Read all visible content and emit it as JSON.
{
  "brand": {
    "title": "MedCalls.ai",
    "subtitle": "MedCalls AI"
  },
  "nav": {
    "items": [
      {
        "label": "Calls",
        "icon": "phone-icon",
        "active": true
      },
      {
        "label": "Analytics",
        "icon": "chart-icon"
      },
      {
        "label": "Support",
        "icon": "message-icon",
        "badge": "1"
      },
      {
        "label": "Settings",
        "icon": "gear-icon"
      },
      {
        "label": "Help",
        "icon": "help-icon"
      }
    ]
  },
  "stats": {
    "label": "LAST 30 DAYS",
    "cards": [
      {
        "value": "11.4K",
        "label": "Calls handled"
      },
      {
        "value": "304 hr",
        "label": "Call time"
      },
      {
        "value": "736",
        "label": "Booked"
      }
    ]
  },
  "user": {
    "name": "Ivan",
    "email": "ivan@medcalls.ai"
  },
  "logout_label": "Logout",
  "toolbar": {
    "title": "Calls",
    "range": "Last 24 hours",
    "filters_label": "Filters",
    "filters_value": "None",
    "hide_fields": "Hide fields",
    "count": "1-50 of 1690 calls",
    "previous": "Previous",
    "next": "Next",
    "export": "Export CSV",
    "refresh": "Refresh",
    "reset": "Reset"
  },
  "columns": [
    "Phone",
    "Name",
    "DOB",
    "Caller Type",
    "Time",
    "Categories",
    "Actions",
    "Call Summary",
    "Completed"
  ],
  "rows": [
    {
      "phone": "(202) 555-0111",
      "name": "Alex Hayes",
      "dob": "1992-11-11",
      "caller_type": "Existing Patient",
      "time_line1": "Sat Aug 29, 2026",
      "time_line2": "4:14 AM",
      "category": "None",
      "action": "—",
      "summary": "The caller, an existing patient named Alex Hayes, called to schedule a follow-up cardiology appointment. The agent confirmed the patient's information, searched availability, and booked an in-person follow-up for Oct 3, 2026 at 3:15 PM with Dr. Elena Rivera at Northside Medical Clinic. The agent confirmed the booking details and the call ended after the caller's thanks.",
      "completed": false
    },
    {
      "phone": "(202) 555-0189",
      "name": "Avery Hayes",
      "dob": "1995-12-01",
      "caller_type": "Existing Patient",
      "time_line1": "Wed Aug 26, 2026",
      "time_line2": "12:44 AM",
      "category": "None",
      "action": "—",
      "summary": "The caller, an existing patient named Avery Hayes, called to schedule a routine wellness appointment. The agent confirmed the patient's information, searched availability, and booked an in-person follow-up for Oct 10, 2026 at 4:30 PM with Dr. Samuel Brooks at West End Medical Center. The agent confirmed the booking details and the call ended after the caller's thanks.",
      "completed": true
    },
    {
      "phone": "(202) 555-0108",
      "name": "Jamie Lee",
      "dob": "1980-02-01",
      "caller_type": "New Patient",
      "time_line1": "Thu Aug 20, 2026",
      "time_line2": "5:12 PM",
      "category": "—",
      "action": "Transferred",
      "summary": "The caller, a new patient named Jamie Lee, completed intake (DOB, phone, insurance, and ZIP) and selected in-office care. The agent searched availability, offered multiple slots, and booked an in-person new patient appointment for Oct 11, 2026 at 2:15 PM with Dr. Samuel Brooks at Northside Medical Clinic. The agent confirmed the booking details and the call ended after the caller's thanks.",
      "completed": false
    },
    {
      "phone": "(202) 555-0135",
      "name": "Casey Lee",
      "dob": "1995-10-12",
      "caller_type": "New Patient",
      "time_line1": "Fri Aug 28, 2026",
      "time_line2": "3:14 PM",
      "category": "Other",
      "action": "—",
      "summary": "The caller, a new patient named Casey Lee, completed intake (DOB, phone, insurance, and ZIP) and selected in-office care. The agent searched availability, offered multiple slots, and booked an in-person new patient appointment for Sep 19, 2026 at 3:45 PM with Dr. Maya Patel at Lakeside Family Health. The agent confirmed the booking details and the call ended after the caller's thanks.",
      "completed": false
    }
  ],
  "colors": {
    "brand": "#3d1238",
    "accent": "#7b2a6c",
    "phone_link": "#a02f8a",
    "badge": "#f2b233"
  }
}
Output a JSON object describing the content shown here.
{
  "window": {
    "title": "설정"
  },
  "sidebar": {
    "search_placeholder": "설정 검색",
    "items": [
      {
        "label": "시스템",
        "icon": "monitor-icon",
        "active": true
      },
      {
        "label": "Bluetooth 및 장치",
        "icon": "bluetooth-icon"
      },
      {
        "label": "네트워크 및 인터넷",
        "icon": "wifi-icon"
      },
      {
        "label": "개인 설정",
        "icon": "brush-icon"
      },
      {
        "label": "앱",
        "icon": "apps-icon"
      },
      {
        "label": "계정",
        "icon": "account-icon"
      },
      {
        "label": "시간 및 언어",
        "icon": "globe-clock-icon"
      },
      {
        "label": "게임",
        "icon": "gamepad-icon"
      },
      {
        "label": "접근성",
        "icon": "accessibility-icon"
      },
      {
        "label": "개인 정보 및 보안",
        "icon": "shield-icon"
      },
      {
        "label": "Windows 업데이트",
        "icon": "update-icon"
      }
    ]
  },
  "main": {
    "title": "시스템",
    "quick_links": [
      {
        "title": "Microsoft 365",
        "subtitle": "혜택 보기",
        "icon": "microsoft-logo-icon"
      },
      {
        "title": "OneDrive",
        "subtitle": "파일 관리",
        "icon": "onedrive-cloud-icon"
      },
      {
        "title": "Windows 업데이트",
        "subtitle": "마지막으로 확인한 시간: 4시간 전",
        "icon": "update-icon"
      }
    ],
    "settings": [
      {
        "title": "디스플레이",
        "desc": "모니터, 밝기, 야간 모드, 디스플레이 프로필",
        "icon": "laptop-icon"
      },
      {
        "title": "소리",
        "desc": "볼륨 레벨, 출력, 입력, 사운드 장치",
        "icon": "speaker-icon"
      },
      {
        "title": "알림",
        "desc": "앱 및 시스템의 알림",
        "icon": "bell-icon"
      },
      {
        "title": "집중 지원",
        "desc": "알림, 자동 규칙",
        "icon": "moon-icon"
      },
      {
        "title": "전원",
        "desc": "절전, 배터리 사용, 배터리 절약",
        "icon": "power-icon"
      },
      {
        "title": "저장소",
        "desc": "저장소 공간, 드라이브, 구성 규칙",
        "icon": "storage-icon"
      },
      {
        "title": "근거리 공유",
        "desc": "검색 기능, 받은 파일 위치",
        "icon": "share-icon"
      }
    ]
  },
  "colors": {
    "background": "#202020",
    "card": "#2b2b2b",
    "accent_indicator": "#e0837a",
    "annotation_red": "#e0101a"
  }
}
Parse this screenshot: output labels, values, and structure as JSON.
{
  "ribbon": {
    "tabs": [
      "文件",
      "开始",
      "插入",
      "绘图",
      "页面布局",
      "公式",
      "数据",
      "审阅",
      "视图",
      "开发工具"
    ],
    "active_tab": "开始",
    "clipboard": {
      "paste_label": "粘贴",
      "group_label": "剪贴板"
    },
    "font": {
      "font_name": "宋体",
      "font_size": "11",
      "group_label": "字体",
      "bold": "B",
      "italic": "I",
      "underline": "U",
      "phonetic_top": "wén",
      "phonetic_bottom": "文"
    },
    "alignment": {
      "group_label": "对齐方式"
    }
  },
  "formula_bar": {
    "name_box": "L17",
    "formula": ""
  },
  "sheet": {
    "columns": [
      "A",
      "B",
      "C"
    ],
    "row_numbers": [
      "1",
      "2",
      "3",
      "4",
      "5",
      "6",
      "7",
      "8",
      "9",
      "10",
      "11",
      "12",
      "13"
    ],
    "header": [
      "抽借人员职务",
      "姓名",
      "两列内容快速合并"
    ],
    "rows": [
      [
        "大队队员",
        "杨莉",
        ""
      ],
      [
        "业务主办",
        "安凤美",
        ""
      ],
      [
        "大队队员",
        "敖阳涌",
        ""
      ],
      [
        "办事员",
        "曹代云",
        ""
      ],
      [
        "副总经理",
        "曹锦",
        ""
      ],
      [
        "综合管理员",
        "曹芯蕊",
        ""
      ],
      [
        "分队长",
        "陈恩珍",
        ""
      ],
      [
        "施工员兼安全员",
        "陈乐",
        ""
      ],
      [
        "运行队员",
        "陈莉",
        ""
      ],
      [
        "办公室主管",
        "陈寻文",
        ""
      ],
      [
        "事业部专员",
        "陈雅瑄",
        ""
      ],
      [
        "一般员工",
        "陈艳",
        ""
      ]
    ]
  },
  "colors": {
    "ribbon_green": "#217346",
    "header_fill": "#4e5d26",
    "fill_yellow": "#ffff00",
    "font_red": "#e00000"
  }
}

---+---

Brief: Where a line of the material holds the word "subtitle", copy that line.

Solution to this problem:
    "subtitle": "MedCalls AI"
        "subtitle": "혜택 보기",
        "subtitle": "파일 관리",
        "subtitle": "마지막으로 확인한 시간: 4시간 전",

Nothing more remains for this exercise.